(Element data from apps and pages)
+ + + +
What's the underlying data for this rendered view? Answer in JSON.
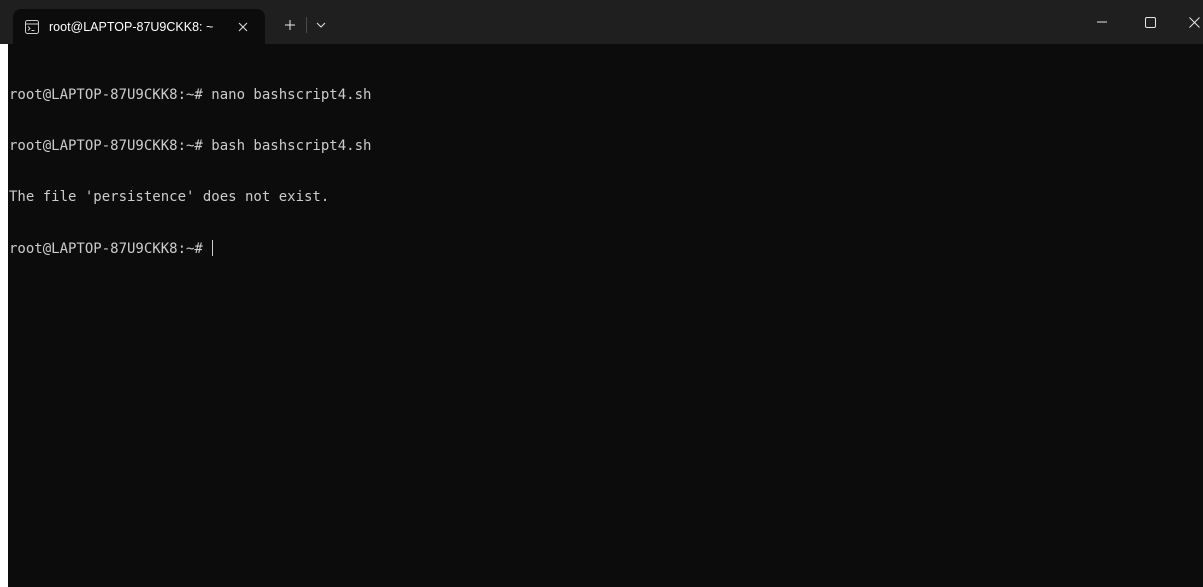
{
  "window": {
    "tab_title": "root@LAPTOP-87U9CKK8: ~",
    "tab_icon": "terminal-icon",
    "new_tab_symbol": "+",
    "dropdown_symbol": "chevron-down-icon",
    "controls": [
      "minimize-icon",
      "maximize-icon",
      "close-icon"
    ]
  },
  "terminal": {
    "lines": [
      "root@LAPTOP-87U9CKK8:~# nano bashscript4.sh",
      "root@LAPTOP-87U9CKK8:~# bash bashscript4.sh",
      "The file 'persistence' does not exist."
    ],
    "prompt": "root@LAPTOP-87U9CKK8:~# "
  },
  "colors": {
    "titlebar": "#1f1f1f",
    "terminal_bg": "#0c0c0c",
    "terminal_fg": "#cccccc"
  }
}
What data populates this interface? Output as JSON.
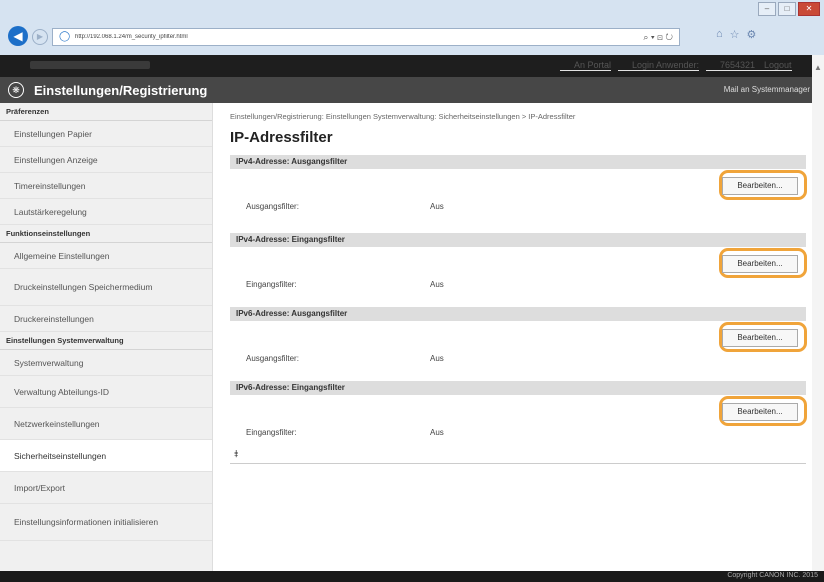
{
  "browser": {
    "url": "http://192.068.1.24/m_security_ipfilter.html",
    "search_tools": "⌕ ▾ ⊡ ↻",
    "window_buttons": [
      "–",
      "□",
      "✕"
    ],
    "home_icons": [
      "⌂",
      "☆",
      "⚙"
    ]
  },
  "topbar": {
    "portal_label": "An Portal",
    "login_label": "Login Anwender:",
    "user_id": "7654321",
    "logout_label": "Logout"
  },
  "titlebar": {
    "title": "Einstellungen/Registrierung",
    "mail_label": "Mail an Systemmanager"
  },
  "sidebar": {
    "sections": [
      {
        "header": "Präferenzen",
        "items": [
          {
            "label": "Einstellungen Papier"
          },
          {
            "label": "Einstellungen Anzeige"
          },
          {
            "label": "Timereinstellungen"
          },
          {
            "label": "Lautstärkeregelung"
          }
        ]
      },
      {
        "header": "Funktionseinstellungen",
        "items": [
          {
            "label": "Allgemeine Einstellungen"
          },
          {
            "label": "Druckeinstellungen Speichermedium"
          },
          {
            "label": "Druckereinstellungen"
          }
        ]
      },
      {
        "header": "Einstellungen Systemverwaltung",
        "items": [
          {
            "label": "Systemverwaltung"
          },
          {
            "label": "Verwaltung Abteilungs-ID"
          },
          {
            "label": "Netzwerkeinstellungen"
          },
          {
            "label": "Sicherheitseinstellungen"
          },
          {
            "label": "Import/Export"
          },
          {
            "label": "Einstellungsinformationen initialisieren"
          }
        ]
      }
    ]
  },
  "main": {
    "breadcrumb": "Einstellungen/Registrierung: Einstellungen Systemverwaltung: Sicherheitseinstellungen > IP-Adressfilter",
    "title": "IP-Adressfilter",
    "panels": [
      {
        "header": "IPv4-Adresse: Ausgangsfilter",
        "button": "Bearbeiten...",
        "field_label": "Ausgangsfilter:",
        "field_value": "Aus"
      },
      {
        "header": "IPv4-Adresse: Eingangsfilter",
        "button": "Bearbeiten...",
        "field_label": "Eingangsfilter:",
        "field_value": "Aus"
      },
      {
        "header": "IPv6-Adresse: Ausgangsfilter",
        "button": "Bearbeiten...",
        "field_label": "Ausgangsfilter:",
        "field_value": "Aus"
      },
      {
        "header": "IPv6-Adresse: Eingangsfilter",
        "button": "Bearbeiten...",
        "field_label": "Eingangsfilter:",
        "field_value": "Aus"
      }
    ],
    "top_link_icon": "⯒"
  },
  "footer": {
    "copyright": "Copyright CANON INC. 2015"
  },
  "colors": {
    "highlight_ring": "#f0a43a",
    "title_bar": "#474747",
    "top_bar": "#1e1e1e"
  }
}
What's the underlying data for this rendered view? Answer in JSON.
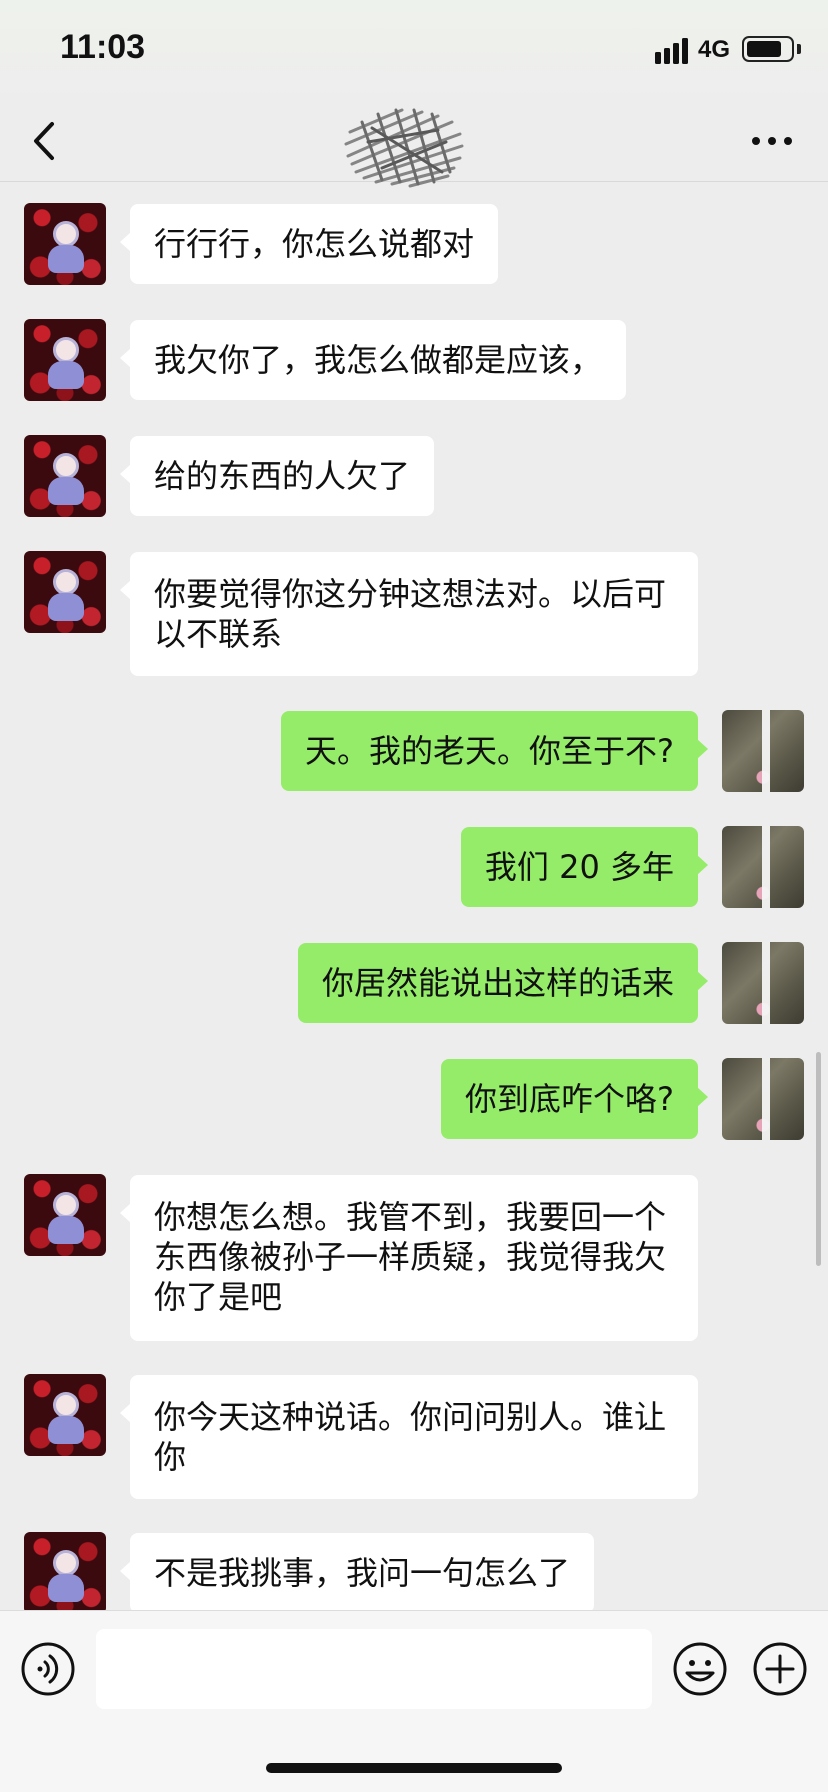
{
  "status_bar": {
    "time": "11:03",
    "network": "4G"
  },
  "nav": {
    "title_obscured": true
  },
  "messages": [
    {
      "side": "left",
      "text": "行行行，你怎么说都对"
    },
    {
      "side": "left",
      "text": "我欠你了，我怎么做都是应该，"
    },
    {
      "side": "left",
      "text": "给的东西的人欠了"
    },
    {
      "side": "left",
      "text": "你要觉得你这分钟这想法对。以后可以不联系"
    },
    {
      "side": "right",
      "text": "天。我的老天。你至于不?"
    },
    {
      "side": "right",
      "text": "我们 20 多年"
    },
    {
      "side": "right",
      "text": "你居然能说出这样的话来"
    },
    {
      "side": "right",
      "text": "你到底咋个咯?"
    },
    {
      "side": "left",
      "text": "你想怎么想。我管不到，我要回一个东西像被孙子一样质疑，我觉得我欠你了是吧"
    },
    {
      "side": "left",
      "text": "你今天这种说话。你问问别人。谁让你"
    },
    {
      "side": "left",
      "text": "不是我挑事，我问一句怎么了"
    }
  ],
  "input": {
    "value": "",
    "placeholder": ""
  },
  "icons": {
    "back": "chevron-left-icon",
    "more": "more-dots-icon",
    "voice": "voice-icon",
    "emoji": "emoji-icon",
    "plus": "plus-icon"
  },
  "colors": {
    "background": "#ededed",
    "bubble_incoming": "#ffffff",
    "bubble_outgoing": "#95ec69",
    "text": "#111111"
  }
}
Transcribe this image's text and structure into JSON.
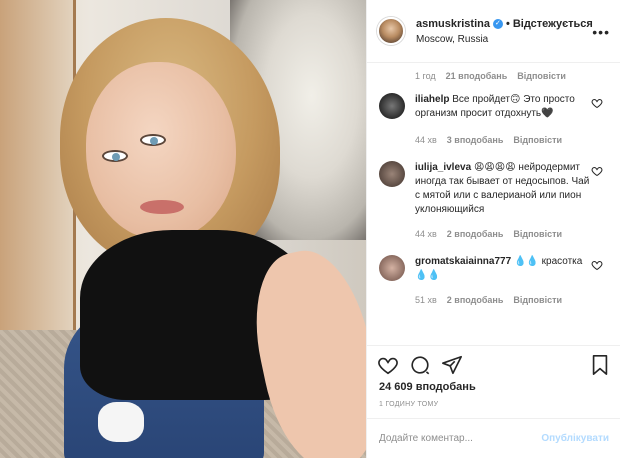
{
  "post": {
    "username": "asmuskristina",
    "follow_status": "Відстежується",
    "location": "Moscow, Russia",
    "more_label": "•••",
    "caption_meta": {
      "time": "1 год",
      "likes": "21 вподобань",
      "reply": "Відповісти"
    },
    "comments": [
      {
        "username": "iliahelp",
        "text": "Все пройдет🙃 Это просто организм просит отдохнуть🖤",
        "time": "44 хв",
        "likes": "3 вподобань",
        "reply": "Відповісти",
        "avatar_color": "#2b2b2b"
      },
      {
        "username": "iulija_ivleva",
        "text": "😩😩😩😩 нейродермит иногда так бывает от недосыпов. Чай с мятой или с валерианой или пион уклоняющийся",
        "time": "44 хв",
        "likes": "2 вподобань",
        "reply": "Відповісти",
        "avatar_color": "#6b5a50"
      },
      {
        "username": "gromatskaiainna777",
        "text": "💧💧 красотка 💧💧",
        "time": "51 хв",
        "likes": "2 вподобань",
        "reply": "Відповісти",
        "avatar_color": "#8a6b60"
      }
    ],
    "likes_count": "24 609 вподобань",
    "posted_ago": "1 ГОДИНУ ТОМУ",
    "comment_placeholder": "Додайте коментар...",
    "publish_label": "Опублікувати"
  },
  "colors": {
    "link_blue": "#3897f0",
    "publish_disabled": "#b3dbff",
    "secondary_text": "#8e8e8e"
  },
  "icons": [
    "verified-icon",
    "heart-icon",
    "comment-icon",
    "share-icon",
    "bookmark-icon",
    "more-icon"
  ]
}
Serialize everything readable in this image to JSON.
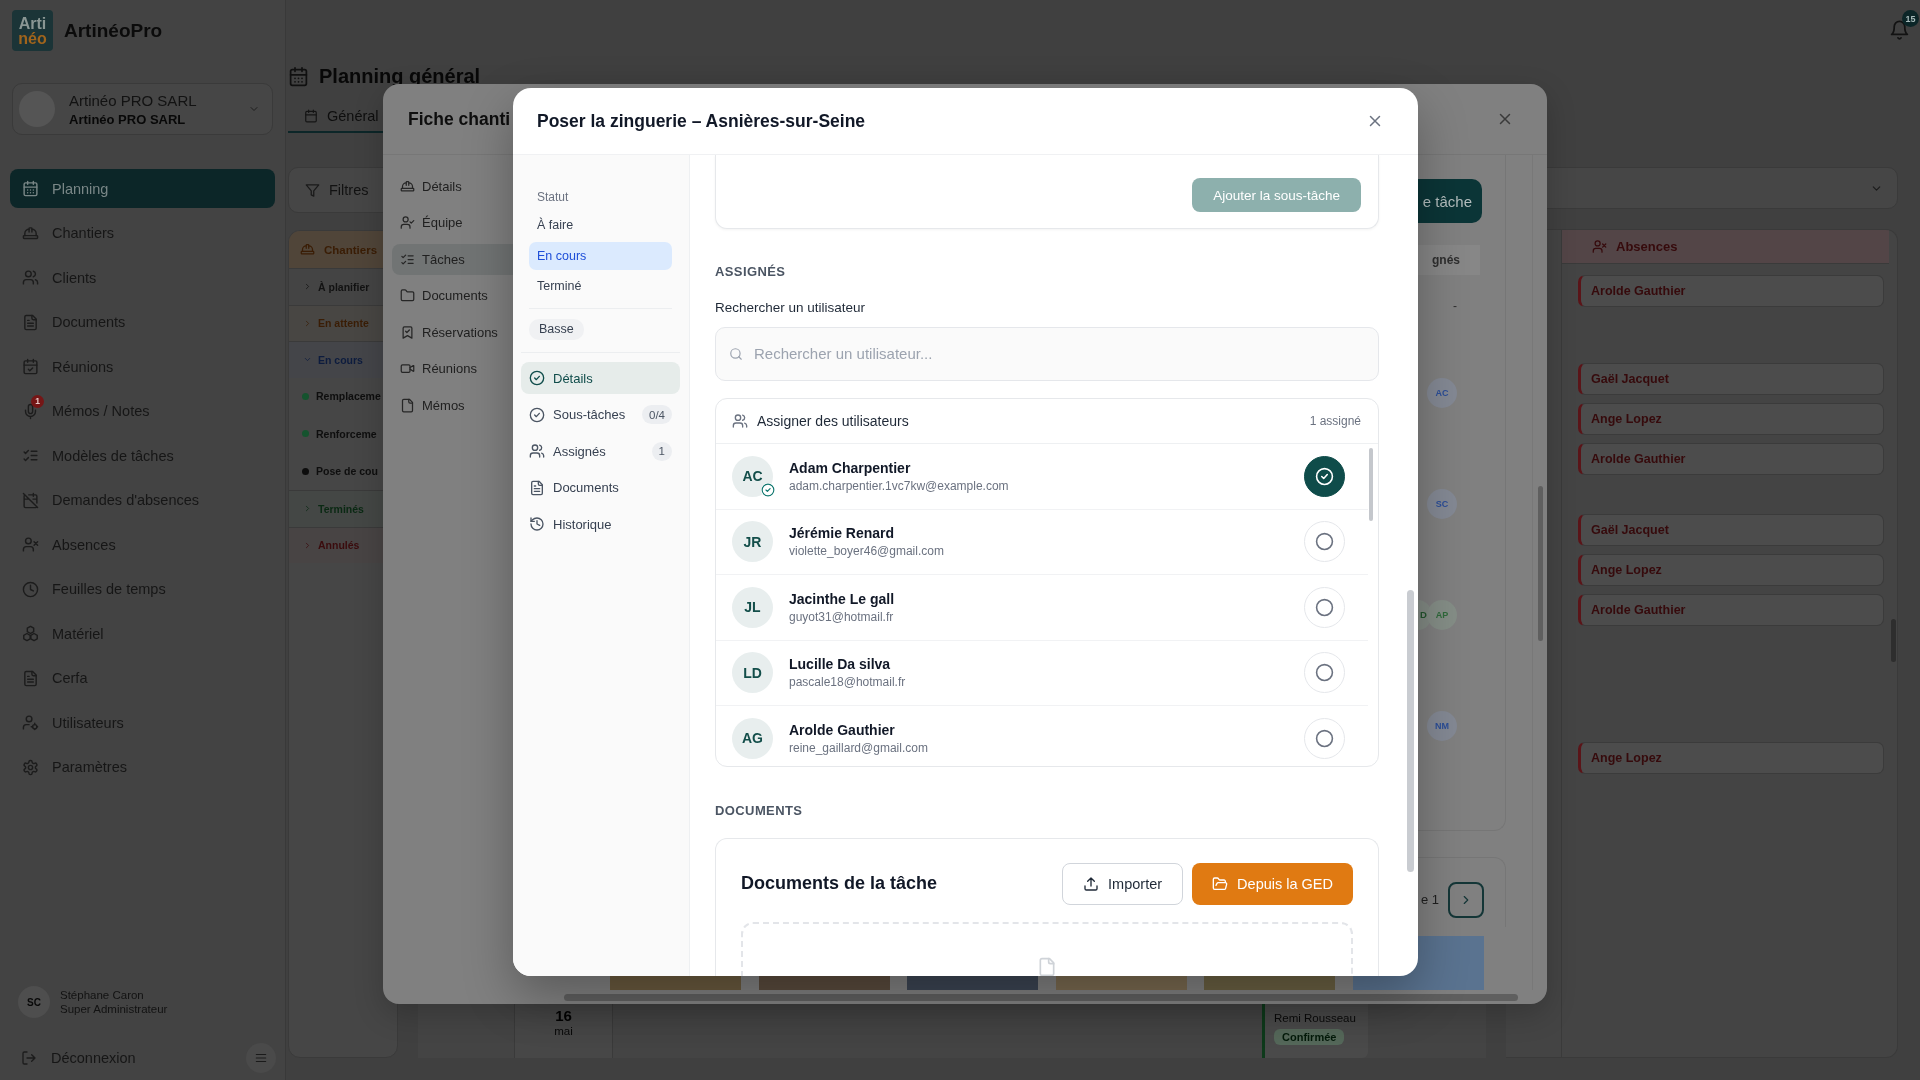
{
  "app": {
    "logo": {
      "top": "Arti",
      "bottom": "néo"
    },
    "name": "ArtinéoPro",
    "notifications": "15"
  },
  "company": {
    "name": "Artinéo PRO SARL",
    "label": "Artinéo PRO SARL"
  },
  "sidebar": {
    "items": [
      {
        "label": "Planning",
        "selected": true
      },
      {
        "label": "Chantiers",
        "selected": false
      },
      {
        "label": "Clients",
        "selected": false
      },
      {
        "label": "Documents",
        "selected": false
      },
      {
        "label": "Réunions",
        "selected": false
      },
      {
        "label": "Mémos / Notes",
        "selected": false,
        "badge": "1"
      },
      {
        "label": "Modèles de tâches",
        "selected": false
      },
      {
        "label": "Demandes d'absences",
        "selected": false
      },
      {
        "label": "Absences",
        "selected": false
      },
      {
        "label": "Feuilles de temps",
        "selected": false
      },
      {
        "label": "Matériel",
        "selected": false
      },
      {
        "label": "Cerfa",
        "selected": false
      },
      {
        "label": "Utilisateurs",
        "selected": false
      },
      {
        "label": "Paramètres",
        "selected": false
      }
    ],
    "user": {
      "initials": "SC",
      "name": "Stéphane Caron",
      "role": "Super Administrateur"
    },
    "logout": "Déconnexion"
  },
  "page": {
    "title": "Planning général",
    "tabs": [
      {
        "label": "Général",
        "selected": true
      }
    ],
    "filters_button": "Filtres",
    "chantiers": {
      "title": "Chantiers",
      "groups": [
        {
          "label": "À planifier",
          "color": "#121212",
          "expanded": false
        },
        {
          "label": "En attente",
          "color": "#3a1d05",
          "expanded": false
        },
        {
          "label": "En cours",
          "color": "#0d1c3e",
          "expanded": true,
          "children": [
            {
              "label": "Remplaceme",
              "color": "#15532e"
            },
            {
              "label": "Renforceme",
              "color": "#15532e"
            },
            {
              "label": "Pose de cou",
              "color": "#0d0d0d"
            }
          ]
        },
        {
          "label": "Terminés",
          "color": "#0a2913",
          "expanded": false
        },
        {
          "label": "Annulés",
          "color": "#3a0b0d",
          "expanded": false
        }
      ]
    },
    "absences": {
      "title": "Absences",
      "rows": [
        [
          "Arolde Gauthier"
        ],
        [
          "Gaël Jacquet",
          "Ange Lopez",
          "Arolde Gauthier"
        ],
        [
          "Gaël Jacquet",
          "Ange Lopez",
          "Arolde Gauthier"
        ],
        [
          "Ange Lopez"
        ]
      ]
    },
    "day": {
      "number": "16",
      "month": "mai"
    },
    "event": {
      "name": "Remi Rousseau",
      "status": "Confirmée"
    }
  },
  "site_sheet": {
    "title": "Fiche chanti",
    "nav": [
      {
        "label": "Détails",
        "selected": false
      },
      {
        "label": "Équipe",
        "selected": false
      },
      {
        "label": "Tâches",
        "selected": true
      },
      {
        "label": "Documents",
        "selected": false
      },
      {
        "label": "Réservations",
        "selected": false
      },
      {
        "label": "Réunions",
        "selected": false
      },
      {
        "label": "Mémos",
        "selected": false
      }
    ],
    "add_task_button": "e tâche",
    "table": {
      "column_header": "gnés",
      "rows": [
        {
          "kind": "text",
          "text": "-"
        },
        {
          "kind": "avatars",
          "avatars": [
            {
              "initials": "AC",
              "color": "#2b4d96"
            }
          ]
        },
        {
          "kind": "avatars",
          "avatars": [
            {
              "initials": "SC",
              "color": "#2b4d96"
            }
          ]
        },
        {
          "kind": "avatars",
          "avatars": [
            {
              "initials": "D",
              "color": "#23552e"
            },
            {
              "initials": "AP",
              "color": "#2f6a3b"
            }
          ]
        },
        {
          "kind": "avatars",
          "avatars": [
            {
              "initials": "NM",
              "color": "#2b4d96"
            }
          ]
        }
      ]
    },
    "pagination": {
      "label": "e 1"
    },
    "photos": [
      {
        "kind": "photo"
      },
      {
        "kind": "photo"
      },
      {
        "kind": "photo"
      },
      {
        "kind": "photo"
      },
      {
        "kind": "photo"
      },
      {
        "kind": "photo"
      }
    ]
  },
  "task_dialog": {
    "title": "Poser la zinguerie – Asnières-sur-Seine",
    "status": {
      "label": "Statut",
      "options": [
        {
          "label": "À faire",
          "selected": false
        },
        {
          "label": "En cours",
          "selected": true
        },
        {
          "label": "Terminé",
          "selected": false
        }
      ]
    },
    "priority": "Basse",
    "nav": [
      {
        "label": "Détails",
        "selected": true
      },
      {
        "label": "Sous-tâches",
        "count": "0/4",
        "selected": false
      },
      {
        "label": "Assignés",
        "count": "1",
        "selected": false
      },
      {
        "label": "Documents",
        "selected": false
      },
      {
        "label": "Historique",
        "selected": false
      }
    ],
    "add_subtask_button": {
      "label": "Ajouter la sous-tâche",
      "disabled": true
    },
    "assignees": {
      "heading": "ASSIGNÉS",
      "search_label": "Rechercher un utilisateur",
      "search_placeholder": "Rechercher un utilisateur...",
      "list_title": "Assigner des utilisateurs",
      "count": "1 assigné",
      "users": [
        {
          "initials": "AC",
          "name": "Adam Charpentier",
          "email": "adam.charpentier.1vc7kw@example.com",
          "selected": true
        },
        {
          "initials": "JR",
          "name": "Jérémie Renard",
          "email": "violette_boyer46@gmail.com",
          "selected": false
        },
        {
          "initials": "JL",
          "name": "Jacinthe Le gall",
          "email": "guyot31@hotmail.fr",
          "selected": false
        },
        {
          "initials": "LD",
          "name": "Lucille Da silva",
          "email": "pascale18@hotmail.fr",
          "selected": false
        },
        {
          "initials": "AG",
          "name": "Arolde Gauthier",
          "email": "reine_gaillard@gmail.com",
          "selected": false
        }
      ]
    },
    "documents": {
      "heading": "DOCUMENTS",
      "card_title": "Documents de la tâche",
      "import_button": "Importer",
      "ged_button": "Depuis la GED"
    }
  }
}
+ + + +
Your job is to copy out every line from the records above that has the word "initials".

      "initials": "SC",
              "initials": "AC",
              "initials": "SC",
              "initials": "D",
              "initials": "AP",
              "initials": "NM",
          "initials": "AC",
          "initials": "JR",
          "initials": "JL",
          "initials": "LD",
          "initials": "AG",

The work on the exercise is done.